## WHAT THE TASK REQUIRES:
Each entry in the listing below should be returned precisely as it is.

## TASK INPUT:

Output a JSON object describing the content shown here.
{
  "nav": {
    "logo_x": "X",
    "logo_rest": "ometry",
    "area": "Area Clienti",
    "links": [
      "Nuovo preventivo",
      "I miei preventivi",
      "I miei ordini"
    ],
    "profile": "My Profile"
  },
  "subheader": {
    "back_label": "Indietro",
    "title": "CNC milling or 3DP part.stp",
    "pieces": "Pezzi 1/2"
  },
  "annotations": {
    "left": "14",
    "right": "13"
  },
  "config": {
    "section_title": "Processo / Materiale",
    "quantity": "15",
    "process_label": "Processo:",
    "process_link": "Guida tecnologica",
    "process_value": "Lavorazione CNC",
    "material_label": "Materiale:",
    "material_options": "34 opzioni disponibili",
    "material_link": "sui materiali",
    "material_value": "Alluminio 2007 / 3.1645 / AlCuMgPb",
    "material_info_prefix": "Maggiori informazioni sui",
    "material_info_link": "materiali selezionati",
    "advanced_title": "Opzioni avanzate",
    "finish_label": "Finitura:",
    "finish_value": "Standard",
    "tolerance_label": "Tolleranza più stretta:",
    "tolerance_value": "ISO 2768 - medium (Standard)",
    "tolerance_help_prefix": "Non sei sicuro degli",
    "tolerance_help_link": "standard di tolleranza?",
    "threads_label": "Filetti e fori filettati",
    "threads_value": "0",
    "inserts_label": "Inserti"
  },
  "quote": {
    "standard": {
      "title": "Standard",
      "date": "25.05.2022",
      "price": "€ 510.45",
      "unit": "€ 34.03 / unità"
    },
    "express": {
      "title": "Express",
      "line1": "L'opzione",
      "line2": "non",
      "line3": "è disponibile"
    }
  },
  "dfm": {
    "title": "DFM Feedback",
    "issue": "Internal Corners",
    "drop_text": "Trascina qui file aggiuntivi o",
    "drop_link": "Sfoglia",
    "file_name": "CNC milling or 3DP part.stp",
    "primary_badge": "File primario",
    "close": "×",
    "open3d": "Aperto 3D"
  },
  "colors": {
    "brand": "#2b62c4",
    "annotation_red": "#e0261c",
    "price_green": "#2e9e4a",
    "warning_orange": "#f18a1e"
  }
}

## RESPONSE TO THIS TASK:
Output a JSON object describing the content shown here.
{
  "nav": {
    "logo_x": "X",
    "logo_rest": "ometry",
    "area": "Area Clienti",
    "links": [
      "Nuovo preventivo",
      "I miei preventivi",
      "I miei ordini"
    ],
    "profile": "My Profile"
  },
  "subheader": {
    "back_label": "Indietro",
    "title": "CNC milling or 3DP part.stp",
    "pieces": "Pezzi 1/2"
  },
  "annotations": {
    "left": "14",
    "right": "13"
  },
  "config": {
    "section_title": "Processo / Materiale",
    "quantity": "15",
    "process_label": "Processo:",
    "process_link": "Guida tecnologica",
    "process_value": "Lavorazione CNC",
    "material_label": "Materiale:",
    "material_options": "34 opzioni disponibili",
    "material_link": "sui materiali",
    "material_value": "Alluminio 2007 / 3.1645 / AlCuMgPb",
    "material_info_prefix": "Maggiori informazioni sui",
    "material_info_link": "materiali selezionati",
    "advanced_title": "Opzioni avanzate",
    "finish_label": "Finitura:",
    "finish_value": "Standard",
    "tolerance_label": "Tolleranza più stretta:",
    "tolerance_value": "ISO 2768 - medium (Standard)",
    "tolerance_help_prefix": "Non sei sicuro degli",
    "tolerance_help_link": "standard di tolleranza?",
    "threads_label": "Filetti e fori filettati",
    "threads_value": "0",
    "inserts_label": "Inserti"
  },
  "quote": {
    "standard": {
      "title": "Standard",
      "date": "25.05.2022",
      "price": "€ 510.45",
      "unit": "€ 34.03 / unità"
    },
    "express": {
      "title": "Express",
      "line1": "L'opzione",
      "line2": "non",
      "line3": "è disponibile"
    }
  },
  "dfm": {
    "title": "DFM Feedback",
    "issue": "Internal Corners",
    "drop_text": "Trascina qui file aggiuntivi o",
    "drop_link": "Sfoglia",
    "file_name": "CNC milling or 3DP part.stp",
    "primary_badge": "File primario",
    "close": "×",
    "open3d": "Aperto 3D"
  },
  "colors": {
    "brand": "#2b62c4",
    "annotation_red": "#e0261c",
    "price_green": "#2e9e4a",
    "warning_orange": "#f18a1e"
  }
}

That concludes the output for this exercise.